» WHAT THE TASK ASKS: Exclude the images, then return every line below exactly as written.

» DATA UNDER STUDY:
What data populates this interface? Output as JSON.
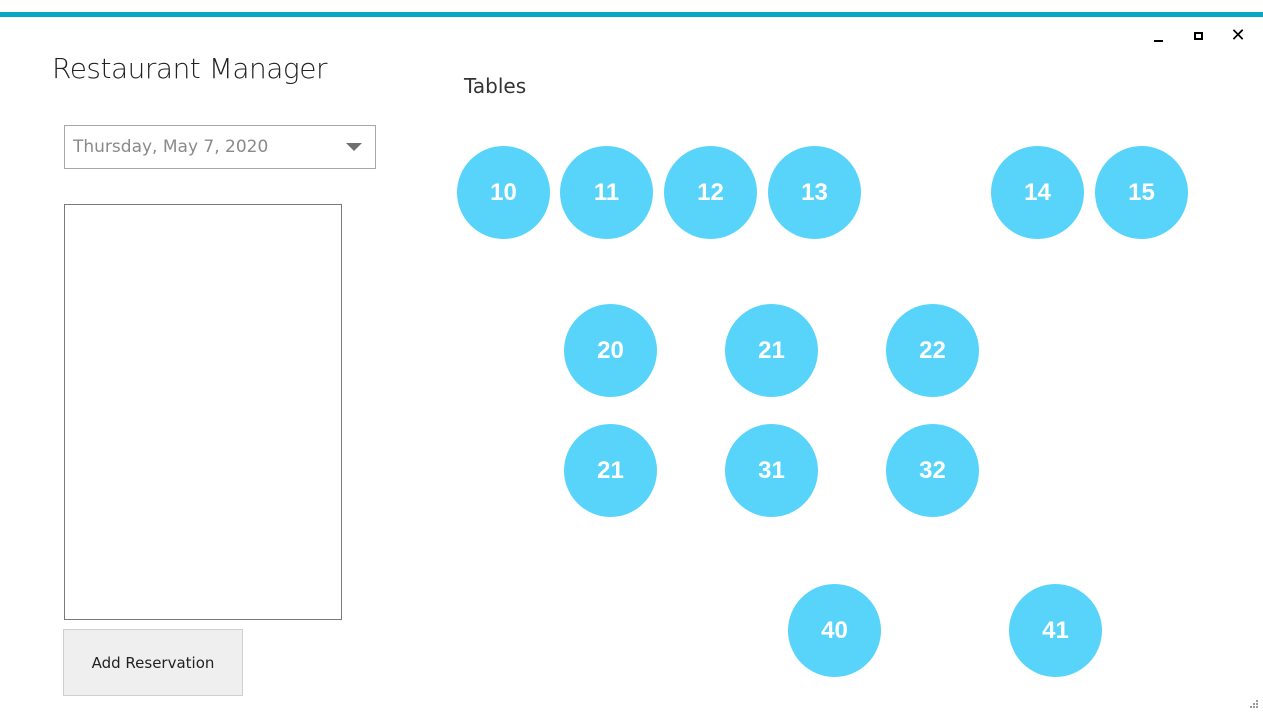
{
  "window": {
    "accent_color": "#0aa6c8",
    "controls": {
      "minimize": "_",
      "maximize": "□",
      "close": "✕"
    }
  },
  "header": {
    "app_title": "Restaurant Manager",
    "tables_title": "Tables"
  },
  "sidebar": {
    "date_picker": {
      "value": "Thursday, May 7, 2020",
      "icon": "chevron-down-icon"
    },
    "reservations": [],
    "add_button_label": "Add Reservation"
  },
  "tables": {
    "color": "#58d4fb",
    "items": [
      {
        "label": "10"
      },
      {
        "label": "11"
      },
      {
        "label": "12"
      },
      {
        "label": "13"
      },
      {
        "label": "14"
      },
      {
        "label": "15"
      },
      {
        "label": "20"
      },
      {
        "label": "21"
      },
      {
        "label": "22"
      },
      {
        "label": "21"
      },
      {
        "label": "31"
      },
      {
        "label": "32"
      },
      {
        "label": "40"
      },
      {
        "label": "41"
      }
    ]
  }
}
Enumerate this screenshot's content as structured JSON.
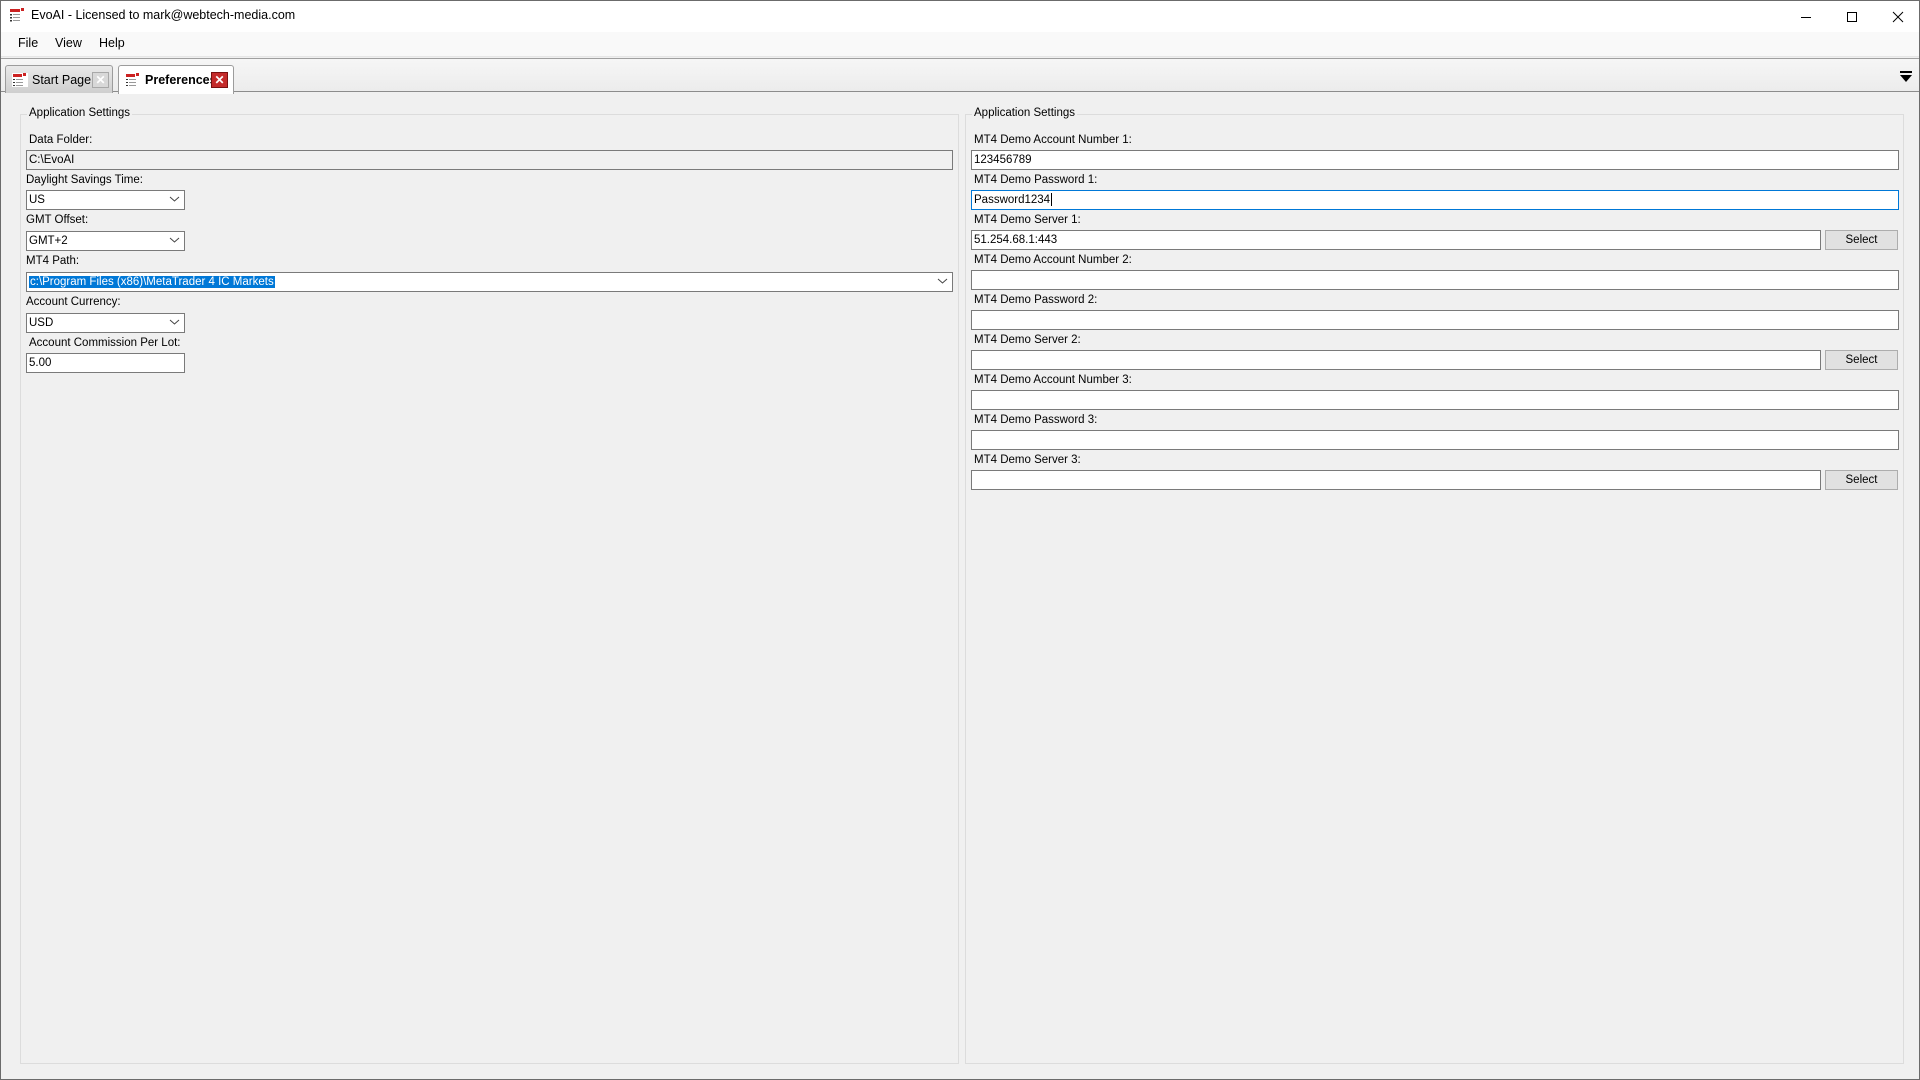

» WORKED SOLUTION:
What data populates this interface? Output as JSON.
{
  "window": {
    "accent_color": "#0aa6c8",
    "controls": {
      "minimize": "_",
      "maximize": "□",
      "close": "✕"
    }
  },
  "header": {
    "app_title": "Restaurant Manager",
    "tables_title": "Tables"
  },
  "sidebar": {
    "date_picker": {
      "value": "Thursday, May 7, 2020",
      "icon": "chevron-down-icon"
    },
    "reservations": [],
    "add_button_label": "Add Reservation"
  },
  "tables": {
    "color": "#58d4fb",
    "items": [
      {
        "label": "10"
      },
      {
        "label": "11"
      },
      {
        "label": "12"
      },
      {
        "label": "13"
      },
      {
        "label": "14"
      },
      {
        "label": "15"
      },
      {
        "label": "20"
      },
      {
        "label": "21"
      },
      {
        "label": "22"
      },
      {
        "label": "21"
      },
      {
        "label": "31"
      },
      {
        "label": "32"
      },
      {
        "label": "40"
      },
      {
        "label": "41"
      }
    ]
  }
}
Enumerate this screenshot's content as structured JSON.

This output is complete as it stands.